I noticed that there are some teachers of middle school students. When I taught the solar system in 8th grade it was before state standards and my students came to me with different backgrounds in this topic, some had studied it almost every year and some had no experience at all. To deal with that, I broke my classes up into 10 groups, one for the planets that existed at that time (yes, that long ago!) and the Sun. I had a vertical file of NASA fliers I had picked up at NSTA conferences, books from clearance racks at books stores or checked out from the library, and the computers and I set it up so that they rotated through all the resources to collect information.
Their job was to research their planet/star and the class brainstormed what kinds of information they wanted to learn (climate, atmosphere, distance from sun, moons, size, etc.). They were then to design a lesson to teach the class with graphics and data. They were also to design a quiz to test the class after their presentation on the information they presented. The class was to take notes on a form I gave them (for organization more than any other reason) and to grade the presenters - did they present all the information the class had asked for? was it interesting? did they learn anything?
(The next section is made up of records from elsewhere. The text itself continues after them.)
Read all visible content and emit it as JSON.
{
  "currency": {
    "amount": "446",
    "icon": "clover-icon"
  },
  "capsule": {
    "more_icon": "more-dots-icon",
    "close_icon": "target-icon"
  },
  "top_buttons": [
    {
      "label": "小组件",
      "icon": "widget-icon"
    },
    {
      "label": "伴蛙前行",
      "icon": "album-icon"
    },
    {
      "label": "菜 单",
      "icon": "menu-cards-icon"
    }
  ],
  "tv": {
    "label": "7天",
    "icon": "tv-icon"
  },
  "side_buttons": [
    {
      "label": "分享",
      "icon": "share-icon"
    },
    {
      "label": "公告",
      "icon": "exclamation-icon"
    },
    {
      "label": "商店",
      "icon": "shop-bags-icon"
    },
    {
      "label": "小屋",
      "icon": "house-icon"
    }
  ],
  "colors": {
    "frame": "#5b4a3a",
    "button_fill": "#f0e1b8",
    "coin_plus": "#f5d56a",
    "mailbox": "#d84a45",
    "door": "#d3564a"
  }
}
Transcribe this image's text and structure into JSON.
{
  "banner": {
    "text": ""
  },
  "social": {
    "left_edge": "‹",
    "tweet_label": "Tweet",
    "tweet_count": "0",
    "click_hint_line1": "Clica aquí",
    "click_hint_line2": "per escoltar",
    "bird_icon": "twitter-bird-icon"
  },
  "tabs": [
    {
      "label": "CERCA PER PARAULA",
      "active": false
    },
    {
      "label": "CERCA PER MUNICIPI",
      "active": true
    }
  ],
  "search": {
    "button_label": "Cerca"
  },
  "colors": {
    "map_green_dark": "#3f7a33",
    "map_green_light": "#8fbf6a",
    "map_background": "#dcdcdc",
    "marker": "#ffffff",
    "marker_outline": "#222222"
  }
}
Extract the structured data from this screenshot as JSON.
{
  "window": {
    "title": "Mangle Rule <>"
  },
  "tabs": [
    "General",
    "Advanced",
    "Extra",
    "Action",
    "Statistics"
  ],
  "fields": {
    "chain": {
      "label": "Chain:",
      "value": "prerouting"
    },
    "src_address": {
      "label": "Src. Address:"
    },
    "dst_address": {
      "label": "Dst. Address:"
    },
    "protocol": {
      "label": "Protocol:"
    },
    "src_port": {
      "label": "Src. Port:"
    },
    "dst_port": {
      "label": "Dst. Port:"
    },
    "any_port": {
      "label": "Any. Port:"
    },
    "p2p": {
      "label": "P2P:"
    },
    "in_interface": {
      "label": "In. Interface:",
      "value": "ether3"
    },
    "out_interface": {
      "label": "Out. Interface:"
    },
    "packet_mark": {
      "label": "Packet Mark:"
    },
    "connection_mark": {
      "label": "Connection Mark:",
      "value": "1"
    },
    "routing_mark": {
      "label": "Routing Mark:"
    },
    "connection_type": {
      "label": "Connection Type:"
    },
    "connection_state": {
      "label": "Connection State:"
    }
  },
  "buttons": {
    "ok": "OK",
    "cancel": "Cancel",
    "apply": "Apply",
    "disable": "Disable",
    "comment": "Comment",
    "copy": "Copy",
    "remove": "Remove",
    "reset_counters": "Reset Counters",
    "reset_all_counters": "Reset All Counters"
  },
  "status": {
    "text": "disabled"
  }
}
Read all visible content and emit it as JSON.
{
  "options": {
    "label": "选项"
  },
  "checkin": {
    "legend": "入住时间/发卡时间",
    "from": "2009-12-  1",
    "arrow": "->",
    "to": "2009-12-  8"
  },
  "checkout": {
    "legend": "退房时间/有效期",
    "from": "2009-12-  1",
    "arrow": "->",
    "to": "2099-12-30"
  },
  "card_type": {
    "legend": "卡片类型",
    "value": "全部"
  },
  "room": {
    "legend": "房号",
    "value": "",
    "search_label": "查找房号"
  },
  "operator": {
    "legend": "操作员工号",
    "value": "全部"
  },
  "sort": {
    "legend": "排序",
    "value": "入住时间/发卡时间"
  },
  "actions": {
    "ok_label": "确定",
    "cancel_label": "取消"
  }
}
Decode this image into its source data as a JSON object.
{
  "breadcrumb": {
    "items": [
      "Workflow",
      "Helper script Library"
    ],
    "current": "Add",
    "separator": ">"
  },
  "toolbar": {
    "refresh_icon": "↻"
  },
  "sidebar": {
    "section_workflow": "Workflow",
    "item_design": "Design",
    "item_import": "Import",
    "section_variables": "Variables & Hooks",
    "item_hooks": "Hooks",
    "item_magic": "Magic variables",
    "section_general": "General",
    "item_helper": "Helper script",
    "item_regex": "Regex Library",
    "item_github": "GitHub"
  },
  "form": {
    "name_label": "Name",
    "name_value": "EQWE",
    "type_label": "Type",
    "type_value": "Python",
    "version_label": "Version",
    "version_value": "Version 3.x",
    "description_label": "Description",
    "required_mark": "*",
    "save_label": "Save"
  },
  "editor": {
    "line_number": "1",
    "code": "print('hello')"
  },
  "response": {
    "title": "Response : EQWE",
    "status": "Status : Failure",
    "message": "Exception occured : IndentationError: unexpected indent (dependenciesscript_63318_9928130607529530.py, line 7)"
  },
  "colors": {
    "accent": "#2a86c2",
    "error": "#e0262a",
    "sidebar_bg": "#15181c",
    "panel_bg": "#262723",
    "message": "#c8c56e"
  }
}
when they were done, we took the "best of the best" and made a CD for them to keep and donated a copy to a class at one of the feeder elementary schools. So I guess I didn't "teach" the solar system, I let my students do that while I helped. It was actually a lot of fun and they got extra points for creativity. The only problem was keeping them on task on the presentation program so they were putting in information instead of playing with its features and that was a small problem. When classes were not taking notes like they were supposed to, I gave them a quiz of my own over all the planets and they still did better than when I "taught" it after the presenations - they listen better to each other and I made a point of telling them they were guest teachers those days.